May 5 (Friday). 8.00 am: I’ll let ‘John!’ settle for a few weeks before reviewing the composition. Today (which would be punctuated by appointments), I re-engaged with the Nothing is Without Sound project. It had been on the periphery of my attention for too long. Next week, ‘Creed’ [working title] would occupy the centre of vision. 10.00 am: Mop mow.
11.00 am: The question is: What kind of book am I writing? It has to be the book that I want to write. (That’s my ground zero.) The book should cover as many bases as possible within the field of the enquiry. I’ve no shortage of material and ideas. But can they be marshalled coherently? This book must draw closer to my practice than any previous ones that I’ve written. At some point, I’ll start writing in earnest, and trust that the whole will find its own shape and identity. Presently, I’m travelling across unchartered territory with neither a map nor sense of due-north.
2.15 pm: A weary-wary walk to the dentists to confront the inevitable. My recently collapsed tooth — which had showed signs of infection in prior x-rays — had to be removed. It took a good 20 minutes to loosen it. At the base was a sizeable but intact abscess. The removal of which may relieve some of the discomfort that I’ve experienced just above the ex-tooth in the Eustachian tube leading to my left ear drum.Which, in turn, would validate my theory (shared with both my dentists and Ear, Nose, and Throat clinician) that my symptoms were the effect of a compound cause. We’ll see.

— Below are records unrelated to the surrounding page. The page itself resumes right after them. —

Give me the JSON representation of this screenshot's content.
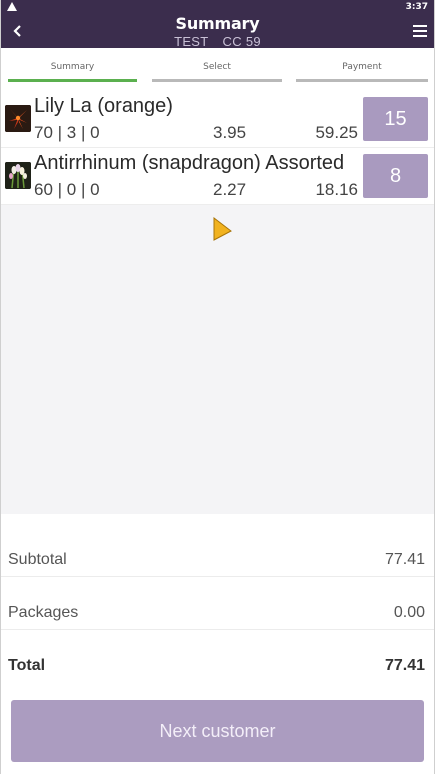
{
  "status": {
    "time": "3:37",
    "warning_icon": "warning-icon"
  },
  "header": {
    "title": "Summary",
    "subtitle_left": "TEST",
    "subtitle_right": "CC 59",
    "back_icon": "chevron-left-icon",
    "menu_icon": "hamburger-menu-icon"
  },
  "tabs": [
    {
      "label": "Summary",
      "active": true
    },
    {
      "label": "Select",
      "active": false
    },
    {
      "label": "Payment",
      "active": false
    }
  ],
  "items": [
    {
      "name": "Lily La (orange)",
      "counts": "70 | 3 | 0",
      "price": "3.95",
      "total": "59.25",
      "qty": "15"
    },
    {
      "name": "Antirrhinum (snapdragon) Assorted",
      "counts": "60 | 0 | 0",
      "price": "2.27",
      "total": "18.16",
      "qty": "8"
    }
  ],
  "totals": {
    "subtotal_label": "Subtotal",
    "subtotal_value": "77.41",
    "packages_label": "Packages",
    "packages_value": "0.00",
    "total_label": "Total",
    "total_value": "77.41"
  },
  "actions": {
    "next_label": "Next customer"
  },
  "colors": {
    "header_bg": "#3b2d4d",
    "accent": "#a99abf",
    "active_tab": "#5bb04f"
  }
}
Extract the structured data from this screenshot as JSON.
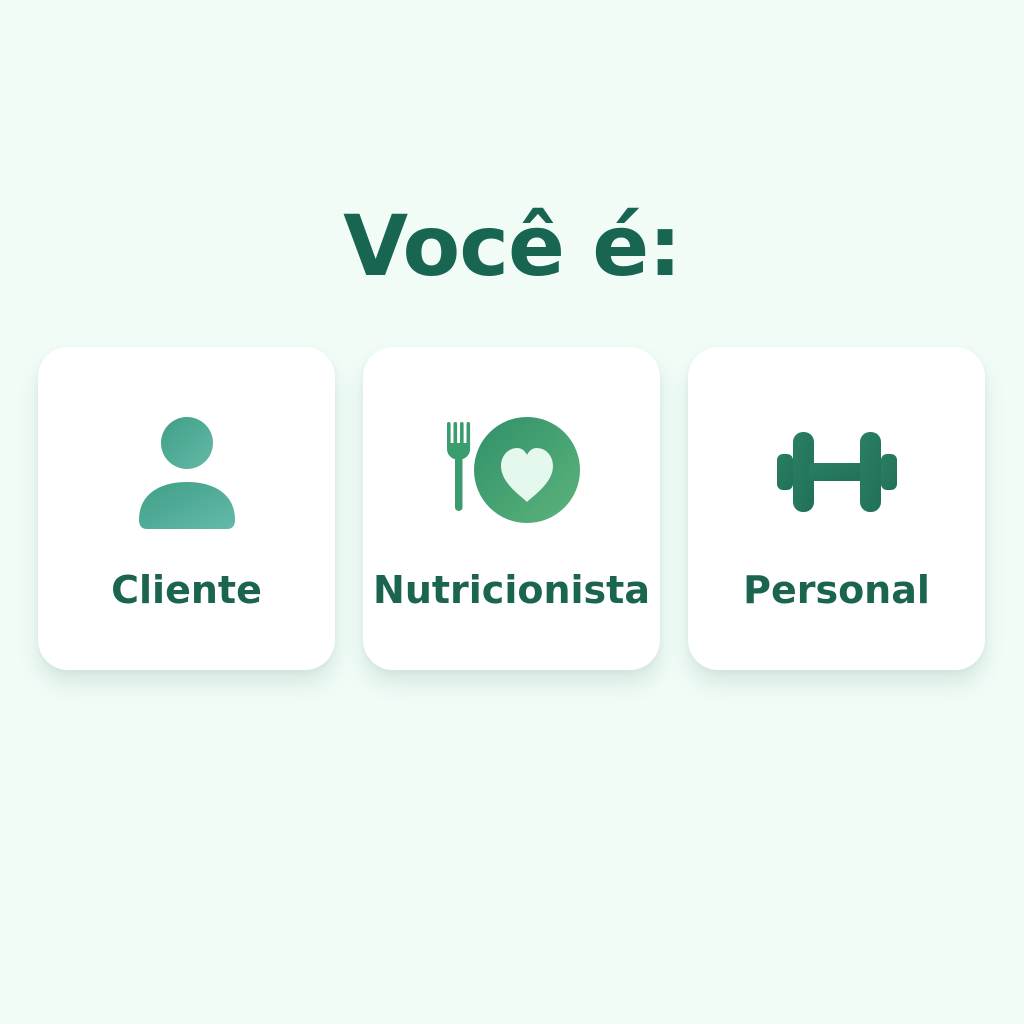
{
  "prompt": {
    "title": "Você é:"
  },
  "options": [
    {
      "label": "Cliente",
      "icon": "user-icon",
      "color": "#4fae9a"
    },
    {
      "label": "Nutricionista",
      "icon": "fork-heart-plate-icon",
      "color": "#3e9e68"
    },
    {
      "label": "Personal",
      "icon": "dumbbell-icon",
      "color": "#2a7a62"
    }
  ],
  "colors": {
    "background": "#f1fcf7",
    "card": "#ffffff",
    "text": "#186552"
  }
}
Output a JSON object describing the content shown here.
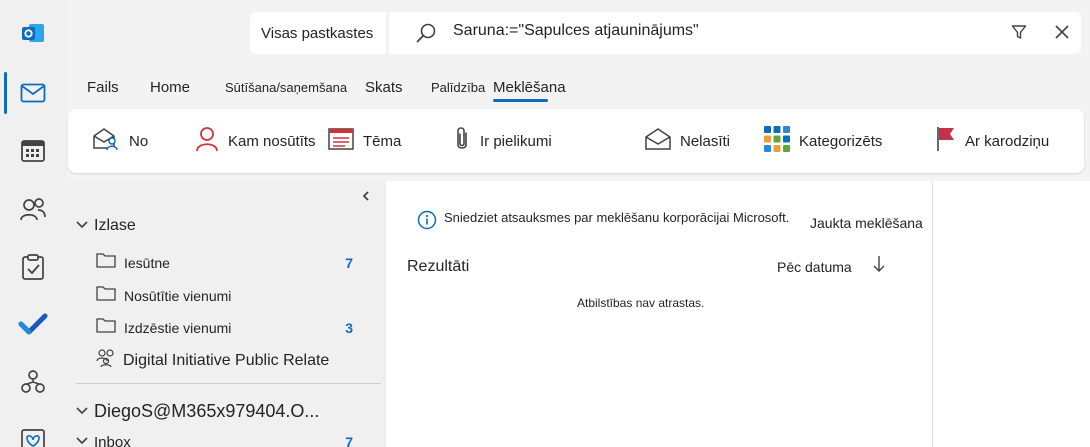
{
  "search": {
    "scope_label": "Visas pastkastes",
    "query": "Saruna:=\"Sapulces atjauninājums\""
  },
  "tabs": [
    {
      "label": "Fails"
    },
    {
      "label": "Home"
    },
    {
      "label": "Sūtīšana/saņemšana"
    },
    {
      "label": "Skats"
    },
    {
      "label": "Palīdzība"
    },
    {
      "label": "Meklēšana"
    }
  ],
  "active_tab": "Meklēšana",
  "ribbon": {
    "from": "No",
    "to": "Kam nosūtīts",
    "subject": "Tēma",
    "attachments": "Ir pielikumi",
    "unread": "Nelasīti",
    "categorized": "Kategorizēts",
    "flagged": "Ar karodziņu"
  },
  "folders": {
    "favorites_title": "Izlase",
    "favorites": [
      {
        "label": "Iesūtne",
        "count": "7"
      },
      {
        "label": "Nosūtītie vienumi",
        "count": ""
      },
      {
        "label": "Izdzēstie vienumi",
        "count": "3"
      }
    ],
    "group_label": "Digital Initiative Public Relate",
    "account_title": "DiegoS@M365x979404.O...",
    "account_inbox": {
      "label": "Inbox",
      "count": "7"
    }
  },
  "messages": {
    "feedback_text": "Sniedziet atsauksmes par meklēšanu korporācijai Microsoft.",
    "advanced_search": "Jaukta meklēšana",
    "results_label": "Rezultāti",
    "sort_label": "Pēc datuma",
    "empty_text": "Atbilstības nav atrastas."
  },
  "colors": {
    "accent": "#0f6cbd",
    "flag": "#c4314b",
    "person_icon": "#d13438"
  }
}
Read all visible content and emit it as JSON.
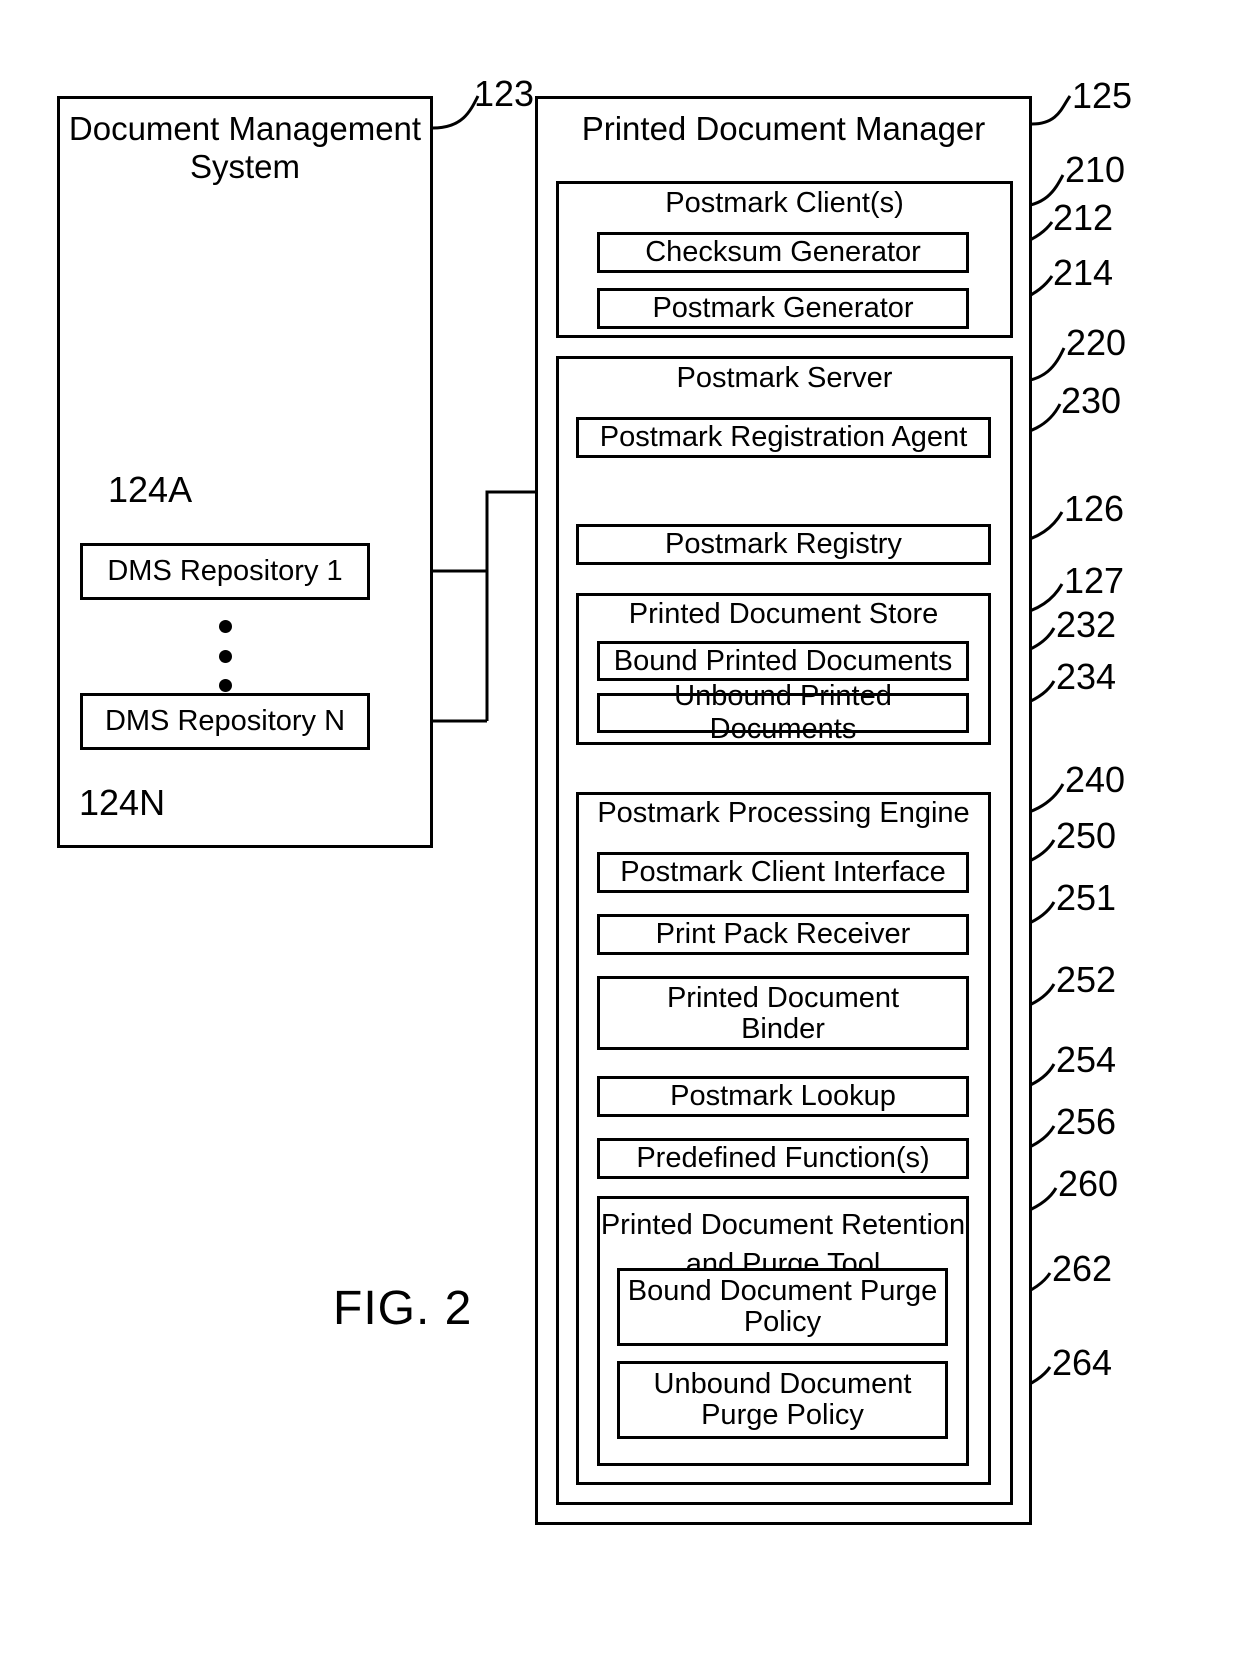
{
  "figure": {
    "label": "FIG. 2"
  },
  "dms": {
    "title_line1": "Document Management",
    "title_line2": "System",
    "ref": "123",
    "repositories": [
      {
        "label": "DMS Repository 1",
        "ref": "124A"
      },
      {
        "label": "DMS Repository N",
        "ref": "124N"
      }
    ],
    "ellipsis_icon": "vertical-ellipsis-icon"
  },
  "pdm": {
    "title": "Printed Document Manager",
    "ref": "125",
    "postmark_clients": {
      "title": "Postmark Client(s)",
      "ref": "210",
      "children": [
        {
          "label": "Checksum Generator",
          "ref": "212"
        },
        {
          "label": "Postmark Generator",
          "ref": "214"
        }
      ]
    },
    "postmark_server": {
      "title": "Postmark Server",
      "ref": "220",
      "registration_agent": {
        "label": "Postmark Registration Agent",
        "ref": "230"
      },
      "registry": {
        "label": "Postmark Registry",
        "ref": "126"
      },
      "printed_document_store": {
        "title": "Printed Document Store",
        "ref": "127",
        "children": [
          {
            "label": "Bound Printed Documents",
            "ref": "232"
          },
          {
            "label": "Unbound Printed Documents",
            "ref": "234"
          }
        ]
      },
      "processing_engine": {
        "title": "Postmark Processing Engine",
        "ref": "240",
        "children": [
          {
            "label": "Postmark Client Interface",
            "ref": "250"
          },
          {
            "label": "Print Pack Receiver",
            "ref": "251"
          },
          {
            "label": "Printed Document Binder",
            "label_line1": "Printed Document",
            "label_line2": "Binder",
            "ref": "252"
          },
          {
            "label": "Postmark Lookup",
            "ref": "254"
          },
          {
            "label": "Predefined Function(s)",
            "ref": "256"
          }
        ],
        "retention_purge_tool": {
          "title_line1": "Printed Document Retention",
          "title_line2": "and Purge Tool",
          "ref": "260",
          "children": [
            {
              "label_line1": "Bound Document Purge",
              "label_line2": "Policy",
              "ref": "262"
            },
            {
              "label_line1": "Unbound Document",
              "label_line2": "Purge Policy",
              "ref": "264"
            }
          ]
        }
      }
    }
  },
  "colors": {
    "stroke": "#000000",
    "background": "#ffffff"
  }
}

When I was young, the dentist handed child patients a sugary lollipop when they left the surgery. I guess that’s how they got them to return, again and again and again. Looking through family photographs taken in the 1920s and 1930s, I was struck by how many of those men who’d smiled at the camera had blackened and missing teeth. Eating too many sweet things, while not observing oral hygiene, blighted the mouths of the working class. By the time they were in their 40s, many men — my father, grandfathers, and uncles included — had a full set of dentures.